I only bought one pack of each flavor/color. I used one packet for one side of my hair and another packet for the other side. So, if your hair is a medium thickness like mine or you are only dying part of your hair, then you should be safe with 2 packets of Kool-Aid. But, if your hair is thicker and/or you have a lot of hair you want to dye, then I'd recommend using 3-4 packets.

Kool Aid ready

Andrea Black (Lacuna) on Flickr

Step 2: Making the Kool-Aid Hair Dye

Once you've gotten your Kool-Aid packets, now it is time to prepare the Kool-Aid Hair Dye. Start by pouring your Kool-Aid packet(s) into a separate container (if you are using multiple colors, make sure you separate each color into separate bowls). Next, carefully add about 1-2 cups of boiling hot water into your bowl.

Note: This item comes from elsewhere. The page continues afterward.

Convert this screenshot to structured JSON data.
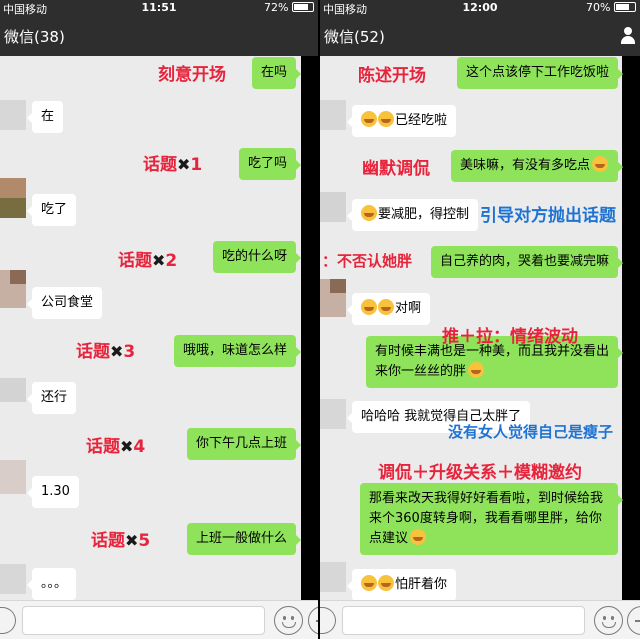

Mix until the Kool-Aid is completely dissolved. Then, allow the Kool-Aid hair dye to cool.

Jennifer Campestrini

Step 3: Dyeing Your Hair with Your Kool-Aid Hair Dye

Now that your homemade Kool-Aid hair dye is cooled, this is where it gets a little tricky. You will need to find a comfortable position to stay in while your hair soaks in the Kool-Aid for at least 30 minutes. Make sure that you completely soak ever part you want to dye. I waited a solid hour just to make sure that the Kool-Aid would dye my hair well. As seen in the video above, I soaked one side of my hair in red and one side in blue by soaking each side of my hair in two small bowls with the Kool-Aid mixture.

You don't have to keep your hair in the bowl of Kool-Aid. You can just soak your hair in it and let it sit for a while. But continuously soaking it can help the color and pigment be stronger.

Also, make sure you wear something that you don't mind possibly getting stained and that you are in an area that can easily be cleaned in case of spills and drops of Kool-Aid that may fly around. Your bathtub or sink may be the best option.

Jennifer Campestrini

Step 4: Rinsing and Preserving Your Kool-Aid Color

After you have soaked your hair for at least 30 minutes, now it is time to rinse it out. The best way to preserve the most color in your hair is by rinsing quickly and only in cold water. If you don't rinse enough, you may stain your towels and clothes later on. But if you rinse too much, you may wash away most of the color. I rinsed my hair just until the color that ran off of my hair was a very light pink and blue, which worked well for me.

The more you wash your hair, the quicker the color will fade. So if you want the color to last a long time, make sure to wash your hair only when necessary and only in cold water. I washed my hair every day in warm water and it faded out in about 4 days.

Ready for Summer

Michael_Lehet on Flickr

Check out the video above to see the full results of my Kool-Aid hair dye. Below are some images of how you can expect your red and blue to turn out if you have a light brown- blonde hair color. If your hair is darker like mine, expect to see a tint of the Kool-Aid color you use to dye your hair as seen in the video above.

This is a realistic faded-red color you may see using red Kool-Aid:

Photo by Allef Vinicius on Unsplash

Unsplash on unsplash

This is a realistic faded-blue color you may see using blue Kool-Aid:

Photo by Nazym Jumadilova on Unsplash

Unsplash on unsplash

Happy Kool-Aid hair dyeing!